┌────────

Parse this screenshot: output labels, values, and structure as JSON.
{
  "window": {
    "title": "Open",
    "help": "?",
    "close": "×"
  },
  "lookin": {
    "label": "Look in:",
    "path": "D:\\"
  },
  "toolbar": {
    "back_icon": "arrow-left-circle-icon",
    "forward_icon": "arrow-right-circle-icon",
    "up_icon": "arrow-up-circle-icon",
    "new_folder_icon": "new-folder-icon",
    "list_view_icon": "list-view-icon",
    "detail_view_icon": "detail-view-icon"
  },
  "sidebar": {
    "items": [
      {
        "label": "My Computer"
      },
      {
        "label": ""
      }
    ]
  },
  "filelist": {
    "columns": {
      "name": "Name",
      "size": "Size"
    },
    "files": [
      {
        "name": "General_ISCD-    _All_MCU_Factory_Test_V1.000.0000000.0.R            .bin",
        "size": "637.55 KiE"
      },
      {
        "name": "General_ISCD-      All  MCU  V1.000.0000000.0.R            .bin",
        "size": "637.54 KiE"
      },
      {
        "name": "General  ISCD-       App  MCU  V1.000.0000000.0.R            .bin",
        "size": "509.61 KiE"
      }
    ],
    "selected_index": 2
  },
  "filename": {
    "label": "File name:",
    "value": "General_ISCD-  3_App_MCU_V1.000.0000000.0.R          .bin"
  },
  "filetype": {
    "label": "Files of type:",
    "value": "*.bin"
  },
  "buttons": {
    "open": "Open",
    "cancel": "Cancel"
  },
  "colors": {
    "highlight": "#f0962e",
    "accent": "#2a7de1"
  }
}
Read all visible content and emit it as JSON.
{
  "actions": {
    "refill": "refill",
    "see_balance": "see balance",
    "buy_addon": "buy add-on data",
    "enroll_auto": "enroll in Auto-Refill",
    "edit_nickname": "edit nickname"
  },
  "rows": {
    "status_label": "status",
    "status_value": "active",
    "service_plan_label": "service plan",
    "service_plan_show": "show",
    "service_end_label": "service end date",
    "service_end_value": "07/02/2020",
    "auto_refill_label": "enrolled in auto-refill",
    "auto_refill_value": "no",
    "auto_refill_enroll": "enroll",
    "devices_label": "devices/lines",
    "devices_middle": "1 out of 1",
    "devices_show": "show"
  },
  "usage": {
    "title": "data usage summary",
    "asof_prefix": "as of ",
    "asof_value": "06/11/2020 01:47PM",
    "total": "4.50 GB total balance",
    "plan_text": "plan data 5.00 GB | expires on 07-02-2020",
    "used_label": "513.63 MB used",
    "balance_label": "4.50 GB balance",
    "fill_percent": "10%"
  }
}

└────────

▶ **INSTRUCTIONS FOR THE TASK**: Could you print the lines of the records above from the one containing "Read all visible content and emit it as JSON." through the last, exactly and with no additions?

▶ **COMPLETED TASK**:
Read all visible content and emit it as JSON.
{
  "actions": {
    "refill": "refill",
    "see_balance": "see balance",
    "buy_addon": "buy add-on data",
    "enroll_auto": "enroll in Auto-Refill",
    "edit_nickname": "edit nickname"
  },
  "rows": {
    "status_label": "status",
    "status_value": "active",
    "service_plan_label": "service plan",
    "service_plan_show": "show",
    "service_end_label": "service end date",
    "service_end_value": "07/02/2020",
    "auto_refill_label": "enrolled in auto-refill",
    "auto_refill_value": "no",
    "auto_refill_enroll": "enroll",
    "devices_label": "devices/lines",
    "devices_middle": "1 out of 1",
    "devices_show": "show"
  },
  "usage": {
    "title": "data usage summary",
    "asof_prefix": "as of ",
    "asof_value": "06/11/2020 01:47PM",
    "total": "4.50 GB total balance",
    "plan_text": "plan data 5.00 GB | expires on 07-02-2020",
    "used_label": "513.63 MB used",
    "balance_label": "4.50 GB balance",
    "fill_percent": "10%"
  }
}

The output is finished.